**Task statement:**
Please restate the records below verbatim, omitting every image they hold.

__________

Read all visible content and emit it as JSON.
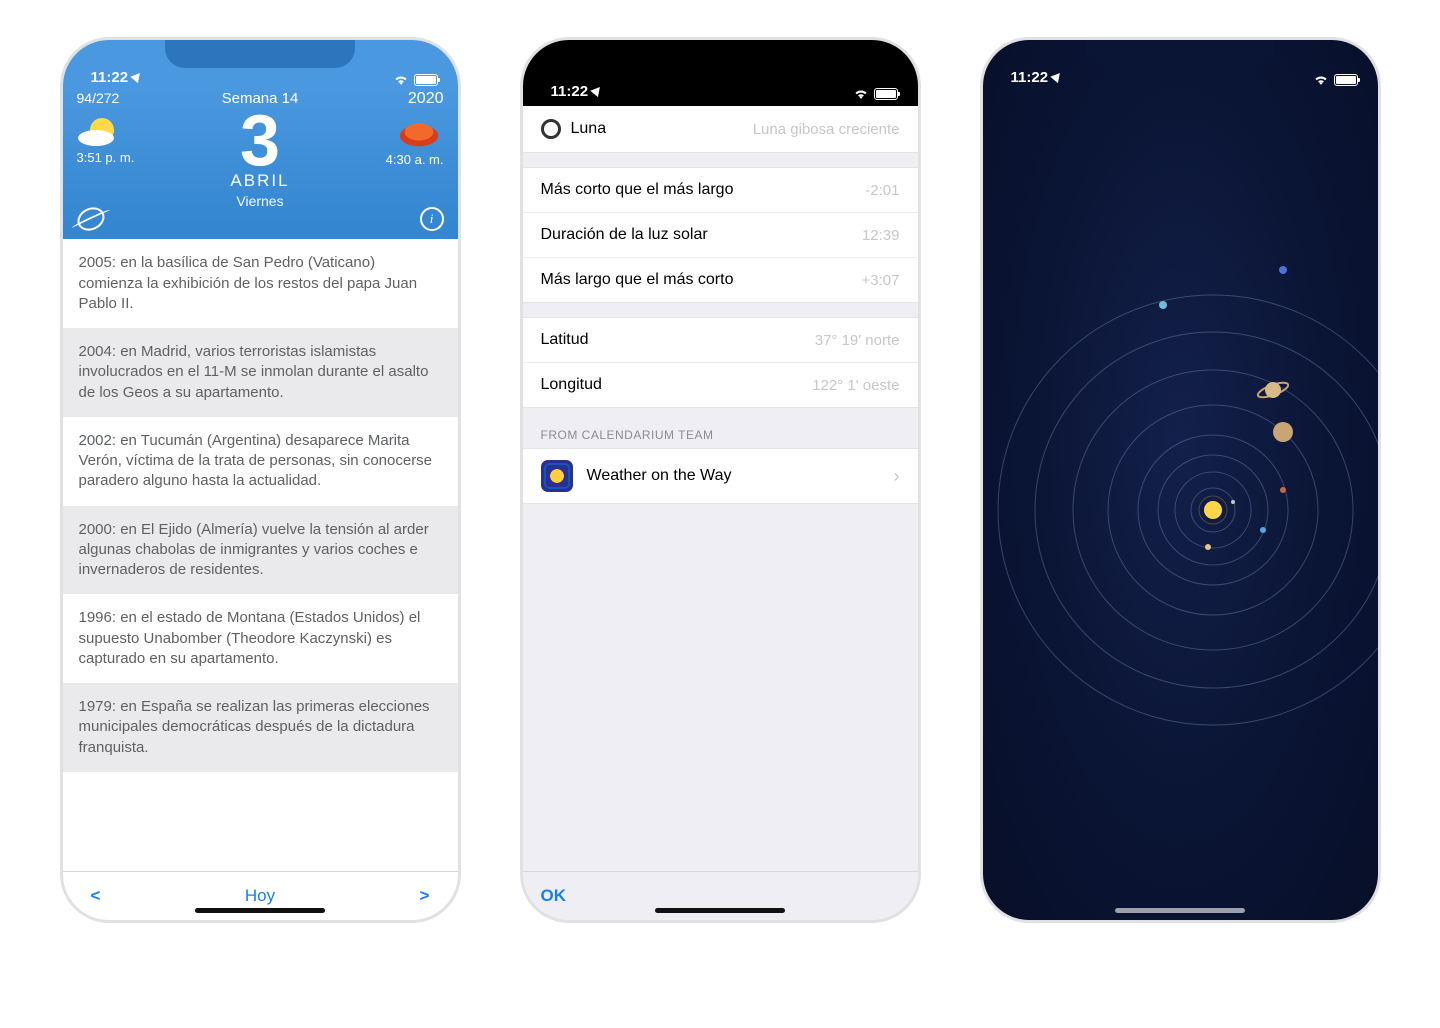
{
  "status_time": "11:22",
  "screen1": {
    "day_count": "94/272",
    "week_label": "Semana 14",
    "year": "2020",
    "day_number": "3",
    "month": "ABRIL",
    "weekday": "Viernes",
    "sunset_time": "3:51 p. m.",
    "sunrise_time": "4:30 a. m.",
    "events": [
      "2005: en la basílica de San Pedro (Vaticano) comienza la exhibición de los restos del papa Juan Pablo II.",
      "2004: en Madrid, varios terroristas islamistas involucrados en el 11-M se inmolan durante el asalto de los Geos a su apartamento.",
      "2002: en Tucumán (Argentina) desaparece Marita Verón, víctima de la trata de personas, sin conocerse paradero alguno hasta la actualidad.",
      "2000: en El Ejido (Almería) vuelve la tensión al arder algunas chabolas de inmigrantes y varios coches e invernaderos de residentes.",
      "1996: en el estado de Montana (Estados Unidos) el supuesto Unabomber (Theodore Kaczynski) es capturado en su apartamento.",
      "1979: en España se realizan las primeras elecciones municipales democráticas después de la dictadura franquista."
    ],
    "nav": {
      "prev": "<",
      "today": "Hoy",
      "next": ">"
    }
  },
  "screen2": {
    "moon": {
      "label": "Luna",
      "phase": "Luna gibosa creciente"
    },
    "rows1": [
      {
        "k": "Más corto que el más largo",
        "v": "-2:01"
      },
      {
        "k": "Duración de la luz solar",
        "v": "12:39"
      },
      {
        "k": "Más largo que el más corto",
        "v": "+3:07"
      }
    ],
    "rows2": [
      {
        "k": "Latitud",
        "v": "37° 19' norte"
      },
      {
        "k": "Longitud",
        "v": "122° 1' oeste"
      }
    ],
    "promo_header": "FROM CALENDARIUM TEAM",
    "promo_app": "Weather on the Way",
    "ok": "OK"
  },
  "screen3": {
    "sun_color": "#ffd54a",
    "orbit_color": "rgba(140,160,210,0.35)"
  }
}
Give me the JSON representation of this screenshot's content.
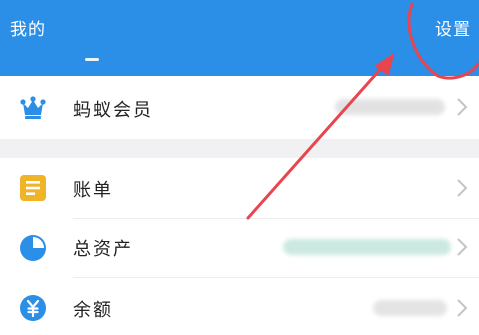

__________

**Response for this exercise:**
Read all visible content and emit it as JSON.
{
  "status_time": "11:22",
  "screen1": {
    "day_count": "94/272",
    "week_label": "Semana 14",
    "year": "2020",
    "day_number": "3",
    "month": "ABRIL",
    "weekday": "Viernes",
    "sunset_time": "3:51 p. m.",
    "sunrise_time": "4:30 a. m.",
    "events": [
      "2005: en la basílica de San Pedro (Vaticano) comienza la exhibición de los restos del papa Juan Pablo II.",
      "2004: en Madrid, varios terroristas islamistas involucrados en el 11-M se inmolan durante el asalto de los Geos a su apartamento.",
      "2002: en Tucumán (Argentina) desaparece Marita Verón, víctima de la trata de personas, sin conocerse paradero alguno hasta la actualidad.",
      "2000: en El Ejido (Almería) vuelve la tensión al arder algunas chabolas de inmigrantes y varios coches e invernaderos de residentes.",
      "1996: en el estado de Montana (Estados Unidos) el supuesto Unabomber (Theodore Kaczynski) es capturado en su apartamento.",
      "1979: en España se realizan las primeras elecciones municipales democráticas después de la dictadura franquista."
    ],
    "nav": {
      "prev": "<",
      "today": "Hoy",
      "next": ">"
    }
  },
  "screen2": {
    "moon": {
      "label": "Luna",
      "phase": "Luna gibosa creciente"
    },
    "rows1": [
      {
        "k": "Más corto que el más largo",
        "v": "-2:01"
      },
      {
        "k": "Duración de la luz solar",
        "v": "12:39"
      },
      {
        "k": "Más largo que el más corto",
        "v": "+3:07"
      }
    ],
    "rows2": [
      {
        "k": "Latitud",
        "v": "37° 19' norte"
      },
      {
        "k": "Longitud",
        "v": "122° 1' oeste"
      }
    ],
    "promo_header": "FROM CALENDARIUM TEAM",
    "promo_app": "Weather on the Way",
    "ok": "OK"
  },
  "screen3": {
    "sun_color": "#ffd54a",
    "orbit_color": "rgba(140,160,210,0.35)"
  }
}
Give me the JSON representation of this screenshot's content.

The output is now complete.